Data about app and page elements:
>>>
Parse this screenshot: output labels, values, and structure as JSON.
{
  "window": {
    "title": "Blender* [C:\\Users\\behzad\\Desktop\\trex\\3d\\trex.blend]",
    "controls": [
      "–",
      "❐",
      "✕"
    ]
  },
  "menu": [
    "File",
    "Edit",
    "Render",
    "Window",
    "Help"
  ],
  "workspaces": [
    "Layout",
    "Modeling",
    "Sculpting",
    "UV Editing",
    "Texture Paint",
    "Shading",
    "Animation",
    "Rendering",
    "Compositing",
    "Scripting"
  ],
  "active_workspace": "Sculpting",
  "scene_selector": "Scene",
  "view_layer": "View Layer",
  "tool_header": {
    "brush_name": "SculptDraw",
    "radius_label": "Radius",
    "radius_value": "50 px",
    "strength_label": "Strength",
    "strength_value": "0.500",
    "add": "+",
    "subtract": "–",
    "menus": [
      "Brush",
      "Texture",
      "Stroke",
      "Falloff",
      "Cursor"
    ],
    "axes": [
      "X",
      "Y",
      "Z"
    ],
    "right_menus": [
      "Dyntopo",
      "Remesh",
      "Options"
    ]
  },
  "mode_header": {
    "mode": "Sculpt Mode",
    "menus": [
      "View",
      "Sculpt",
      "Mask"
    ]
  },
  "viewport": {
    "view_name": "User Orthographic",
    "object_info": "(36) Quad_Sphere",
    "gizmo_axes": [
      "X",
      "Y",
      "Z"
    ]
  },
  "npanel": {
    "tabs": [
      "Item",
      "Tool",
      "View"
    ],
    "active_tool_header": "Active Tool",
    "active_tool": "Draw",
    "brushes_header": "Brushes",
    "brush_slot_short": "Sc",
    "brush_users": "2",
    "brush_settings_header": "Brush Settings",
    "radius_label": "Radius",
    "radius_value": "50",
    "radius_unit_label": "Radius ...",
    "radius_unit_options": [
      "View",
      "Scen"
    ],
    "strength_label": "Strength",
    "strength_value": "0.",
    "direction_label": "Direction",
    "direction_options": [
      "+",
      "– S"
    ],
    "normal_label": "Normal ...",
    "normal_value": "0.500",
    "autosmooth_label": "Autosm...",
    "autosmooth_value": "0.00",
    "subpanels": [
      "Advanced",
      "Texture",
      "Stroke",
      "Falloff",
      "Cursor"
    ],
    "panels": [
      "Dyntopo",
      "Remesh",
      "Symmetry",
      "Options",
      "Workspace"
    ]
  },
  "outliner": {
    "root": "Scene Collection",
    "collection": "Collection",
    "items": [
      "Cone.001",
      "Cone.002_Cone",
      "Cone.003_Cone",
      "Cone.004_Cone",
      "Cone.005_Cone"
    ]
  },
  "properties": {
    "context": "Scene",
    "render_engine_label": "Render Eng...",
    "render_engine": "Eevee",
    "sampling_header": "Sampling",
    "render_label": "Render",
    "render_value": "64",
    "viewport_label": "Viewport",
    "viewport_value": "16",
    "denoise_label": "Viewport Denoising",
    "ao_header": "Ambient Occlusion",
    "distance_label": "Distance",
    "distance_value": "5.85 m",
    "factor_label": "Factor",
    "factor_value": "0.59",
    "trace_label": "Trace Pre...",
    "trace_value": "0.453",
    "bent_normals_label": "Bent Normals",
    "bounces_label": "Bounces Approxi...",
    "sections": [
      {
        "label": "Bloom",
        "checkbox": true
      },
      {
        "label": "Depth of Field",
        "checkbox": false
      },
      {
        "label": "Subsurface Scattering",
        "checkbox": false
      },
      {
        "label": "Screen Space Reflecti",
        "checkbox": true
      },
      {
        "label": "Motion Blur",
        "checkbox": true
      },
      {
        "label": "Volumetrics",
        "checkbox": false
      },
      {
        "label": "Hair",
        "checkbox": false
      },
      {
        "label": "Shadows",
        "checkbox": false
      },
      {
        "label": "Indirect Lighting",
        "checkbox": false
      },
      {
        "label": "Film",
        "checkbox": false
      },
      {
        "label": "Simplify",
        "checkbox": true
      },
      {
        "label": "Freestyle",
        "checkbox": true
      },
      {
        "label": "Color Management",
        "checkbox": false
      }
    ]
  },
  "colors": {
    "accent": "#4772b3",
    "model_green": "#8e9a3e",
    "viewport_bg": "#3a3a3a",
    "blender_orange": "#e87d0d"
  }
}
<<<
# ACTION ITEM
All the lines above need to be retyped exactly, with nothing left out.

# TASK SOLUTION
Parse this screenshot: output labels, values, and structure as JSON.
{
  "window": {
    "title": "Blender* [C:\\Users\\behzad\\Desktop\\trex\\3d\\trex.blend]",
    "controls": [
      "–",
      "❐",
      "✕"
    ]
  },
  "menu": [
    "File",
    "Edit",
    "Render",
    "Window",
    "Help"
  ],
  "workspaces": [
    "Layout",
    "Modeling",
    "Sculpting",
    "UV Editing",
    "Texture Paint",
    "Shading",
    "Animation",
    "Rendering",
    "Compositing",
    "Scripting"
  ],
  "active_workspace": "Sculpting",
  "scene_selector": "Scene",
  "view_layer": "View Layer",
  "tool_header": {
    "brush_name": "SculptDraw",
    "radius_label": "Radius",
    "radius_value": "50 px",
    "strength_label": "Strength",
    "strength_value": "0.500",
    "add": "+",
    "subtract": "–",
    "menus": [
      "Brush",
      "Texture",
      "Stroke",
      "Falloff",
      "Cursor"
    ],
    "axes": [
      "X",
      "Y",
      "Z"
    ],
    "right_menus": [
      "Dyntopo",
      "Remesh",
      "Options"
    ]
  },
  "mode_header": {
    "mode": "Sculpt Mode",
    "menus": [
      "View",
      "Sculpt",
      "Mask"
    ]
  },
  "viewport": {
    "view_name": "User Orthographic",
    "object_info": "(36) Quad_Sphere",
    "gizmo_axes": [
      "X",
      "Y",
      "Z"
    ]
  },
  "npanel": {
    "tabs": [
      "Item",
      "Tool",
      "View"
    ],
    "active_tool_header": "Active Tool",
    "active_tool": "Draw",
    "brushes_header": "Brushes",
    "brush_slot_short": "Sc",
    "brush_users": "2",
    "brush_settings_header": "Brush Settings",
    "radius_label": "Radius",
    "radius_value": "50",
    "radius_unit_label": "Radius ...",
    "radius_unit_options": [
      "View",
      "Scen"
    ],
    "strength_label": "Strength",
    "strength_value": "0.",
    "direction_label": "Direction",
    "direction_options": [
      "+",
      "– S"
    ],
    "normal_label": "Normal ...",
    "normal_value": "0.500",
    "autosmooth_label": "Autosm...",
    "autosmooth_value": "0.00",
    "subpanels": [
      "Advanced",
      "Texture",
      "Stroke",
      "Falloff",
      "Cursor"
    ],
    "panels": [
      "Dyntopo",
      "Remesh",
      "Symmetry",
      "Options",
      "Workspace"
    ]
  },
  "outliner": {
    "root": "Scene Collection",
    "collection": "Collection",
    "items": [
      "Cone.001",
      "Cone.002_Cone",
      "Cone.003_Cone",
      "Cone.004_Cone",
      "Cone.005_Cone"
    ]
  },
  "properties": {
    "context": "Scene",
    "render_engine_label": "Render Eng...",
    "render_engine": "Eevee",
    "sampling_header": "Sampling",
    "render_label": "Render",
    "render_value": "64",
    "viewport_label": "Viewport",
    "viewport_value": "16",
    "denoise_label": "Viewport Denoising",
    "ao_header": "Ambient Occlusion",
    "distance_label": "Distance",
    "distance_value": "5.85 m",
    "factor_label": "Factor",
    "factor_value": "0.59",
    "trace_label": "Trace Pre...",
    "trace_value": "0.453",
    "bent_normals_label": "Bent Normals",
    "bounces_label": "Bounces Approxi...",
    "sections": [
      {
        "label": "Bloom",
        "checkbox": true
      },
      {
        "label": "Depth of Field",
        "checkbox": false
      },
      {
        "label": "Subsurface Scattering",
        "checkbox": false
      },
      {
        "label": "Screen Space Reflecti",
        "checkbox": true
      },
      {
        "label": "Motion Blur",
        "checkbox": true
      },
      {
        "label": "Volumetrics",
        "checkbox": false
      },
      {
        "label": "Hair",
        "checkbox": false
      },
      {
        "label": "Shadows",
        "checkbox": false
      },
      {
        "label": "Indirect Lighting",
        "checkbox": false
      },
      {
        "label": "Film",
        "checkbox": false
      },
      {
        "label": "Simplify",
        "checkbox": true
      },
      {
        "label": "Freestyle",
        "checkbox": true
      },
      {
        "label": "Color Management",
        "checkbox": false
      }
    ]
  },
  "colors": {
    "accent": "#4772b3",
    "model_green": "#8e9a3e",
    "viewport_bg": "#3a3a3a",
    "blender_orange": "#e87d0d"
  }
}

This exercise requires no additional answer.